> [WHAT TO PRODUCE]:
Gather every line from the entries below that includes "label".

——————————

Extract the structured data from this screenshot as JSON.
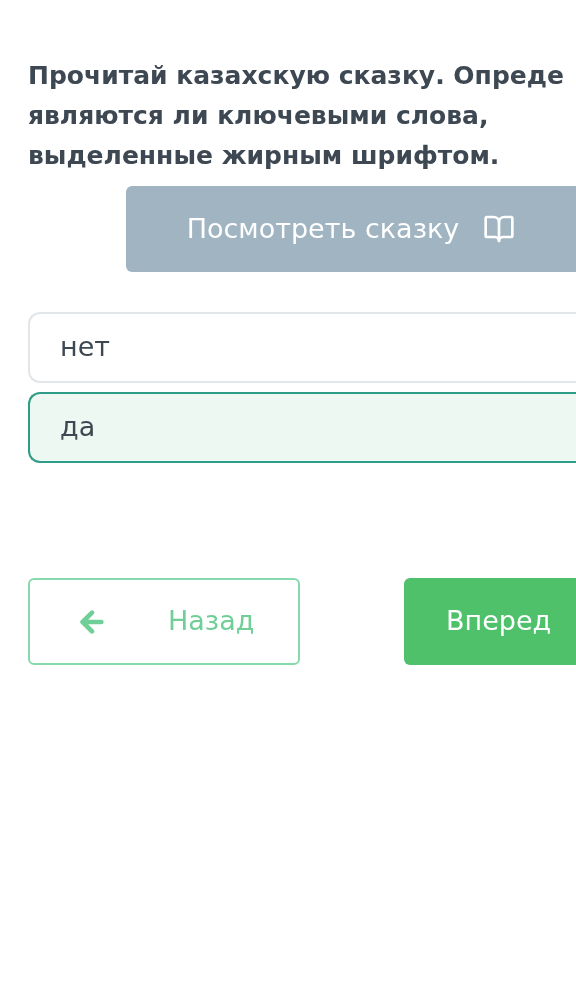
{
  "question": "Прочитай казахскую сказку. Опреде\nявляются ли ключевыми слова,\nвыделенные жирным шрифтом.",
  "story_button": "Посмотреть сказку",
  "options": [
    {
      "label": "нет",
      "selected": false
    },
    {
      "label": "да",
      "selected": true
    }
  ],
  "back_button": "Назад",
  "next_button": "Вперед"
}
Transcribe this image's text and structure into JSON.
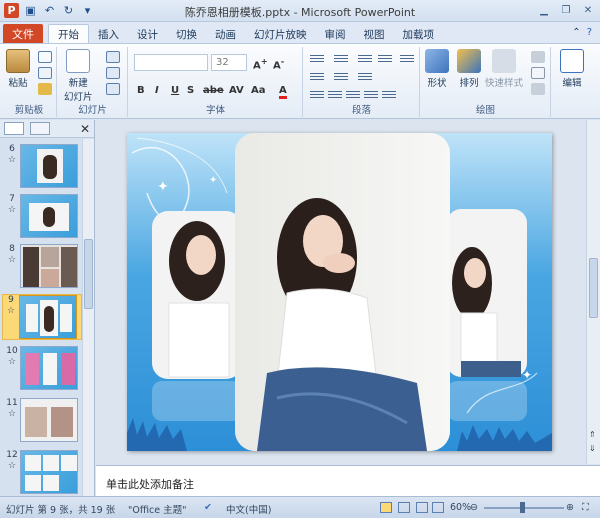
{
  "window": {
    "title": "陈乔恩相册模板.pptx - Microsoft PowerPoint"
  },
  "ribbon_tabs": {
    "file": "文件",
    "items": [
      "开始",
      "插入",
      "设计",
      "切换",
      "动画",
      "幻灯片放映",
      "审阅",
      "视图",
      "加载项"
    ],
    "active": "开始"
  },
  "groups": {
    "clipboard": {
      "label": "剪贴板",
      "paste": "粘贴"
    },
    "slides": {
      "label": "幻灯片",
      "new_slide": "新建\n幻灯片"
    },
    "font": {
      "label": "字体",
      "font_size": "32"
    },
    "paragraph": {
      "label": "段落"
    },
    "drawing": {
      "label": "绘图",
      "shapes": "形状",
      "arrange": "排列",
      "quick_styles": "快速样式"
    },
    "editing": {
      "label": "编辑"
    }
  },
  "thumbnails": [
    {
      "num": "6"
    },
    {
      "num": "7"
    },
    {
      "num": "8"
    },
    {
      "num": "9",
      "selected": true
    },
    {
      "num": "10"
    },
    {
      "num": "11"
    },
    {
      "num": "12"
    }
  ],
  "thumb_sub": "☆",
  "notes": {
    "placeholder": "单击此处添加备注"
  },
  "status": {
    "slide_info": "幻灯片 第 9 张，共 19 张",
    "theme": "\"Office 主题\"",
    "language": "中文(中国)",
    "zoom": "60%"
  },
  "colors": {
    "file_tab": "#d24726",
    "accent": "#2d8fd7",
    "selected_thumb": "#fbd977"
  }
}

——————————

> [WORKED SOLUTION]:
      "label": "нет",
      "label": "да",
      "label": "剪贴板",
      "label": "幻灯片",
      "label": "字体",
      "label": "段落"
      "label": "绘图",
      "label": "编辑"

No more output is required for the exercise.